__TASK PROMPT__
Set down every entry exactly as given. Pictures are to be left out.

__SUPPLIED ENTRIES__

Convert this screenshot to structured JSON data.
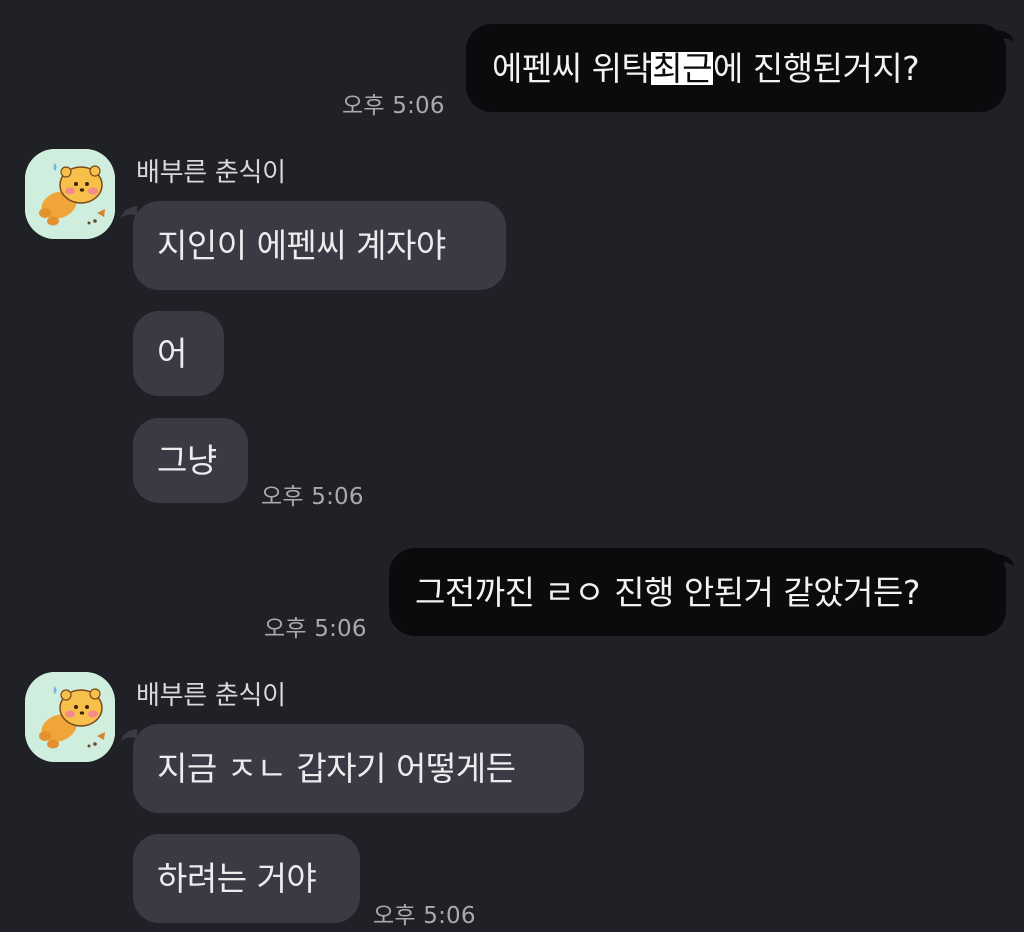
{
  "messages": [
    {
      "side": "me",
      "text_parts": [
        "에펜씨 위탁 ",
        "최근",
        "에 진행된거지?"
      ],
      "time": "오후 5:06"
    },
    {
      "side": "them",
      "sender": "배부른 춘식이",
      "avatar": "chunsik-avatar",
      "text": "지인이 에펜씨 계자야"
    },
    {
      "side": "them",
      "text": "어"
    },
    {
      "side": "them",
      "text": "그냥",
      "time": "오후 5:06"
    },
    {
      "side": "me",
      "text": "그전까진 ㄹㅇ 진행 안된거 같았거든?",
      "time": "오후 5:06"
    },
    {
      "side": "them",
      "sender": "배부른 춘식이",
      "avatar": "chunsik-avatar",
      "text": "지금 ㅈㄴ 갑자기 어떻게든"
    },
    {
      "side": "them",
      "text": "하려는 거야",
      "time": "오후 5:06"
    }
  ],
  "colors": {
    "background": "#202127",
    "my_bubble": "#0b0b0d",
    "their_bubble": "#393a43",
    "highlight": "#ffffff",
    "avatar_bg": "#cfeedd",
    "time_text": "#a9a9b0"
  }
}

__WRITTEN REPLY__
Convert this screenshot to structured JSON data.
{
  "messages": [
    {
      "side": "me",
      "text_parts": [
        "에펜씨 위탁 ",
        "최근",
        "에 진행된거지?"
      ],
      "time": "오후 5:06"
    },
    {
      "side": "them",
      "sender": "배부른 춘식이",
      "avatar": "chunsik-avatar",
      "text": "지인이 에펜씨 계자야"
    },
    {
      "side": "them",
      "text": "어"
    },
    {
      "side": "them",
      "text": "그냥",
      "time": "오후 5:06"
    },
    {
      "side": "me",
      "text": "그전까진 ㄹㅇ 진행 안된거 같았거든?",
      "time": "오후 5:06"
    },
    {
      "side": "them",
      "sender": "배부른 춘식이",
      "avatar": "chunsik-avatar",
      "text": "지금 ㅈㄴ 갑자기 어떻게든"
    },
    {
      "side": "them",
      "text": "하려는 거야",
      "time": "오후 5:06"
    }
  ],
  "colors": {
    "background": "#202127",
    "my_bubble": "#0b0b0d",
    "their_bubble": "#393a43",
    "highlight": "#ffffff",
    "avatar_bg": "#cfeedd",
    "time_text": "#a9a9b0"
  }
}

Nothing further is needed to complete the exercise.